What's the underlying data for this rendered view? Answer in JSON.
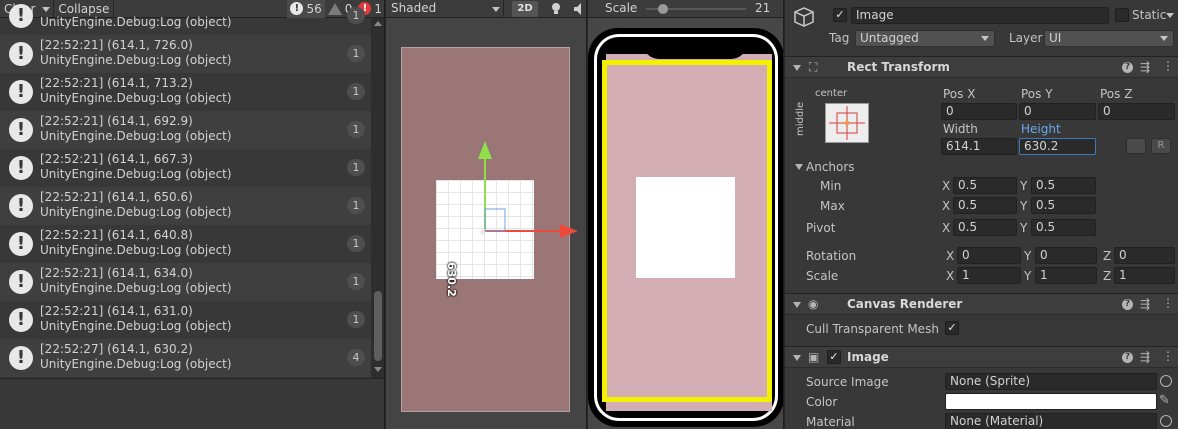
{
  "console": {
    "toolbar": {
      "clear_label": "Clear",
      "collapse_label": "Collapse",
      "info_count": "56",
      "warn_count": "0",
      "error_count": "1"
    },
    "logs": [
      {
        "line1": "",
        "line2": "UnityEngine.Debug:Log (object)",
        "count": "1"
      },
      {
        "line1": "[22:52:21] (614.1, 726.0)",
        "line2": "UnityEngine.Debug:Log (object)",
        "count": "1"
      },
      {
        "line1": "[22:52:21] (614.1, 713.2)",
        "line2": "UnityEngine.Debug:Log (object)",
        "count": "1"
      },
      {
        "line1": "[22:52:21] (614.1, 692.9)",
        "line2": "UnityEngine.Debug:Log (object)",
        "count": "1"
      },
      {
        "line1": "[22:52:21] (614.1, 667.3)",
        "line2": "UnityEngine.Debug:Log (object)",
        "count": "1"
      },
      {
        "line1": "[22:52:21] (614.1, 650.6)",
        "line2": "UnityEngine.Debug:Log (object)",
        "count": "1"
      },
      {
        "line1": "[22:52:21] (614.1, 640.8)",
        "line2": "UnityEngine.Debug:Log (object)",
        "count": "1"
      },
      {
        "line1": "[22:52:21] (614.1, 634.0)",
        "line2": "UnityEngine.Debug:Log (object)",
        "count": "1"
      },
      {
        "line1": "[22:52:21] (614.1, 631.0)",
        "line2": "UnityEngine.Debug:Log (object)",
        "count": "1"
      },
      {
        "line1": "[22:52:27] (614.1, 630.2)",
        "line2": "UnityEngine.Debug:Log (object)",
        "count": "4"
      }
    ]
  },
  "scene": {
    "shading_mode": "Shaded",
    "mode_2d": "2D",
    "gizmo_label": "630.2"
  },
  "game": {
    "scale_label": "Scale",
    "scale_value": "21"
  },
  "inspector": {
    "object_name": "Image",
    "static_label": "Static",
    "tag_label": "Tag",
    "tag_value": "Untagged",
    "layer_label": "Layer",
    "layer_value": "UI",
    "rect_transform": {
      "title": "Rect Transform",
      "anchor_h": "center",
      "anchor_v": "middle",
      "pos_x_label": "Pos X",
      "pos_x": "0",
      "pos_y_label": "Pos Y",
      "pos_y": "0",
      "pos_z_label": "Pos Z",
      "pos_z": "0",
      "width_label": "Width",
      "width": "614.1",
      "height_label": "Height",
      "height": "630.2",
      "blueprint_btn": "",
      "raw_btn": "R",
      "anchors_label": "Anchors",
      "min_label": "Min",
      "min_x": "0.5",
      "min_y": "0.5",
      "max_label": "Max",
      "max_x": "0.5",
      "max_y": "0.5",
      "pivot_label": "Pivot",
      "pivot_x": "0.5",
      "pivot_y": "0.5",
      "rotation_label": "Rotation",
      "rot_x": "0",
      "rot_y": "0",
      "rot_z": "0",
      "scale_label": "Scale",
      "scale_x": "1",
      "scale_y": "1",
      "scale_z": "1",
      "x": "X",
      "y": "Y",
      "z": "Z"
    },
    "canvas_renderer": {
      "title": "Canvas Renderer",
      "cull_label": "Cull Transparent Mesh"
    },
    "image": {
      "title": "Image",
      "source_label": "Source Image",
      "source_value": "None (Sprite)",
      "color_label": "Color",
      "color_value": "#ffffff",
      "material_label": "Material",
      "material_value": "None (Material)"
    }
  },
  "colors": {
    "game_bg": "#d2aeb4",
    "scene_canvas": "#9a7677",
    "safe_area": "#f2f200",
    "gizmo_y": "#8fe04b",
    "gizmo_x": "#ec4a3a"
  }
}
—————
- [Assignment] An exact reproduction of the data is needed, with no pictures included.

- [Written response]
What's the underlying data for this rendered view? Answer in JSON.
{
  "console": {
    "toolbar": {
      "clear_label": "Clear",
      "collapse_label": "Collapse",
      "info_count": "56",
      "warn_count": "0",
      "error_count": "1"
    },
    "logs": [
      {
        "line1": "",
        "line2": "UnityEngine.Debug:Log (object)",
        "count": "1"
      },
      {
        "line1": "[22:52:21] (614.1, 726.0)",
        "line2": "UnityEngine.Debug:Log (object)",
        "count": "1"
      },
      {
        "line1": "[22:52:21] (614.1, 713.2)",
        "line2": "UnityEngine.Debug:Log (object)",
        "count": "1"
      },
      {
        "line1": "[22:52:21] (614.1, 692.9)",
        "line2": "UnityEngine.Debug:Log (object)",
        "count": "1"
      },
      {
        "line1": "[22:52:21] (614.1, 667.3)",
        "line2": "UnityEngine.Debug:Log (object)",
        "count": "1"
      },
      {
        "line1": "[22:52:21] (614.1, 650.6)",
        "line2": "UnityEngine.Debug:Log (object)",
        "count": "1"
      },
      {
        "line1": "[22:52:21] (614.1, 640.8)",
        "line2": "UnityEngine.Debug:Log (object)",
        "count": "1"
      },
      {
        "line1": "[22:52:21] (614.1, 634.0)",
        "line2": "UnityEngine.Debug:Log (object)",
        "count": "1"
      },
      {
        "line1": "[22:52:21] (614.1, 631.0)",
        "line2": "UnityEngine.Debug:Log (object)",
        "count": "1"
      },
      {
        "line1": "[22:52:27] (614.1, 630.2)",
        "line2": "UnityEngine.Debug:Log (object)",
        "count": "4"
      }
    ]
  },
  "scene": {
    "shading_mode": "Shaded",
    "mode_2d": "2D",
    "gizmo_label": "630.2"
  },
  "game": {
    "scale_label": "Scale",
    "scale_value": "21"
  },
  "inspector": {
    "object_name": "Image",
    "static_label": "Static",
    "tag_label": "Tag",
    "tag_value": "Untagged",
    "layer_label": "Layer",
    "layer_value": "UI",
    "rect_transform": {
      "title": "Rect Transform",
      "anchor_h": "center",
      "anchor_v": "middle",
      "pos_x_label": "Pos X",
      "pos_x": "0",
      "pos_y_label": "Pos Y",
      "pos_y": "0",
      "pos_z_label": "Pos Z",
      "pos_z": "0",
      "width_label": "Width",
      "width": "614.1",
      "height_label": "Height",
      "height": "630.2",
      "blueprint_btn": "",
      "raw_btn": "R",
      "anchors_label": "Anchors",
      "min_label": "Min",
      "min_x": "0.5",
      "min_y": "0.5",
      "max_label": "Max",
      "max_x": "0.5",
      "max_y": "0.5",
      "pivot_label": "Pivot",
      "pivot_x": "0.5",
      "pivot_y": "0.5",
      "rotation_label": "Rotation",
      "rot_x": "0",
      "rot_y": "0",
      "rot_z": "0",
      "scale_label": "Scale",
      "scale_x": "1",
      "scale_y": "1",
      "scale_z": "1",
      "x": "X",
      "y": "Y",
      "z": "Z"
    },
    "canvas_renderer": {
      "title": "Canvas Renderer",
      "cull_label": "Cull Transparent Mesh"
    },
    "image": {
      "title": "Image",
      "source_label": "Source Image",
      "source_value": "None (Sprite)",
      "color_label": "Color",
      "color_value": "#ffffff",
      "material_label": "Material",
      "material_value": "None (Material)"
    }
  },
  "colors": {
    "game_bg": "#d2aeb4",
    "scene_canvas": "#9a7677",
    "safe_area": "#f2f200",
    "gizmo_y": "#8fe04b",
    "gizmo_x": "#ec4a3a"
  }
}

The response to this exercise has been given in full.